4. Move them Out. Have employees spend a day or two working in other areas and departments, trying other jobs (or at least observing), mingling with other people, and picking up good ideas. As soon as they return, have them brief co-workers on their top five findings.
5. Mix them Up. Bring people from different work areas into the same room. Start a dialogue by posing a simple question. (Examples: Which customers do we have in common, and how can we improve our service? How can we strength communication between our areas? What are our best practices?) The conversation will be slow to start, but as momentum grows, it will be difficult to stop.
6. Get with Customers. Spend time with the people who benefit from your work, whether they're internal customers or people on the outside. By observing, asking questions, and getting input, you'll gain new ideas while getting a renewed sense of mission.
7. Pay a Visit. Arrange to tour a nearby organization that's known as a great place to work. As long as you're not a competitor, they'll be happy to open the door and share their story. When you and your colleagues return, convert the visit into a set of high-priority actions that can be implemented right away.
8. Issue a Challenge. Give a group a difficult but doable mission that can becarried out in a week. Perhaps they work in a process that's calling for an overhaul -- so their challenge is to analyze the flow and craft a set of ready-to-implement improvements. Or maybe they're attached to a decade-old service or product -- so their task is to break free and develop an update that's years ahead of its time. A well-framed challenge can produce miracles.
9. Make It Easy. Serve as a group facilitator when people get together, or arrange for an outsider to fill this role. The word facilitate means to make easy. Good facilitators do just that, using tools and techniques to help people analyze situations, unload their ideas, think through all possibilities, weigh options, and reach decisions.

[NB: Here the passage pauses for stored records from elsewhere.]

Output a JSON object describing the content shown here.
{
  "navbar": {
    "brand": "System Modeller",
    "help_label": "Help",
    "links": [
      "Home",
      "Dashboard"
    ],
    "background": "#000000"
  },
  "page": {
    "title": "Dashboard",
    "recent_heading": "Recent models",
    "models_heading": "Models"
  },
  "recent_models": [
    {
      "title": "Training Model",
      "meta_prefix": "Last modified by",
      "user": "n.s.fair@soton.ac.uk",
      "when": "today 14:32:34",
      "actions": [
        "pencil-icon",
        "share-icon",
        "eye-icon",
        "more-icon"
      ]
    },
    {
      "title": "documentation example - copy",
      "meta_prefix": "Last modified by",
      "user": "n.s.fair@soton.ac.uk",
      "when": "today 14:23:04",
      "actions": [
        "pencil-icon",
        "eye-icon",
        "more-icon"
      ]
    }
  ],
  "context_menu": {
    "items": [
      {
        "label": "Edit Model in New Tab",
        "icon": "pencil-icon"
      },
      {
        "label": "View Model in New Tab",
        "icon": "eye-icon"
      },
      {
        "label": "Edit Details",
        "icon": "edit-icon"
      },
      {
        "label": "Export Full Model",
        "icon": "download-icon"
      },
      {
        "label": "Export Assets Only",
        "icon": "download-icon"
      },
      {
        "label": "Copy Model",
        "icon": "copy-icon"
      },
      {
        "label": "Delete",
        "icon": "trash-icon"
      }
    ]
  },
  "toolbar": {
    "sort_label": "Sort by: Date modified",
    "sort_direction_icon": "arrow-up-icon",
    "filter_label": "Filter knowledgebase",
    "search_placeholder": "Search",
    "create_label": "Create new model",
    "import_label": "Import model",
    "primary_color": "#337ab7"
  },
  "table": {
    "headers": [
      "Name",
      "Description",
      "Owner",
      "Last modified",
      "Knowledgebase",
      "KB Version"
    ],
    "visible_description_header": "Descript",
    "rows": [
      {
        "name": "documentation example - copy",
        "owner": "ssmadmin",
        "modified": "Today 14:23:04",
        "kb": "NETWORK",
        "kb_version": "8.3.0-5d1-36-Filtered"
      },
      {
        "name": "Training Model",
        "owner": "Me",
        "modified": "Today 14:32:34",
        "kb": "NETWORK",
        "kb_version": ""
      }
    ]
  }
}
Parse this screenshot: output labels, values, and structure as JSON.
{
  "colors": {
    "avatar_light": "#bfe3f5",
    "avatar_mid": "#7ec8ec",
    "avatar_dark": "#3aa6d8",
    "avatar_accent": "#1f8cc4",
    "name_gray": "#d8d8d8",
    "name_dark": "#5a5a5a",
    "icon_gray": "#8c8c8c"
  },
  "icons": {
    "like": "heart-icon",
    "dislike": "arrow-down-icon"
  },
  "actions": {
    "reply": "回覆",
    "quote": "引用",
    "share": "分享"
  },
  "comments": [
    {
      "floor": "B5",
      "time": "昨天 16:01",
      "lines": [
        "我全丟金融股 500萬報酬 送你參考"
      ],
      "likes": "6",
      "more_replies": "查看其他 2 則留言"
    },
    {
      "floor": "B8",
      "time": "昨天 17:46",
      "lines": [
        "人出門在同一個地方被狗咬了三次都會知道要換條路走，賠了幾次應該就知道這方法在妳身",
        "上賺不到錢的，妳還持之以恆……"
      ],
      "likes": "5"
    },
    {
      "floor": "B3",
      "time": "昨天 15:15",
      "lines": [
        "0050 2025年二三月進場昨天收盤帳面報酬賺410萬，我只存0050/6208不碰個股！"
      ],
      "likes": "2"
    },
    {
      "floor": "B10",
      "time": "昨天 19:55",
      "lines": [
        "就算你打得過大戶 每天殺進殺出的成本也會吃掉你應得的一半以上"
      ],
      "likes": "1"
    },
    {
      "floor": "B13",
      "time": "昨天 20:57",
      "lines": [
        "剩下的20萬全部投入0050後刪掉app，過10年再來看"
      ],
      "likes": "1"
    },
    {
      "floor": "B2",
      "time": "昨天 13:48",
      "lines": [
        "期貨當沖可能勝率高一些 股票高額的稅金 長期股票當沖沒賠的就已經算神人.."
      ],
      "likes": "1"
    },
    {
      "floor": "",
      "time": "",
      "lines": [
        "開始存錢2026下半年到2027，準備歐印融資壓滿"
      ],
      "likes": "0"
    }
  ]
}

10. Take Your Time. Acknowledge the fact that all of the above requires an extra investment of time. Collective intelligence is about effectiveness rather than efficiency.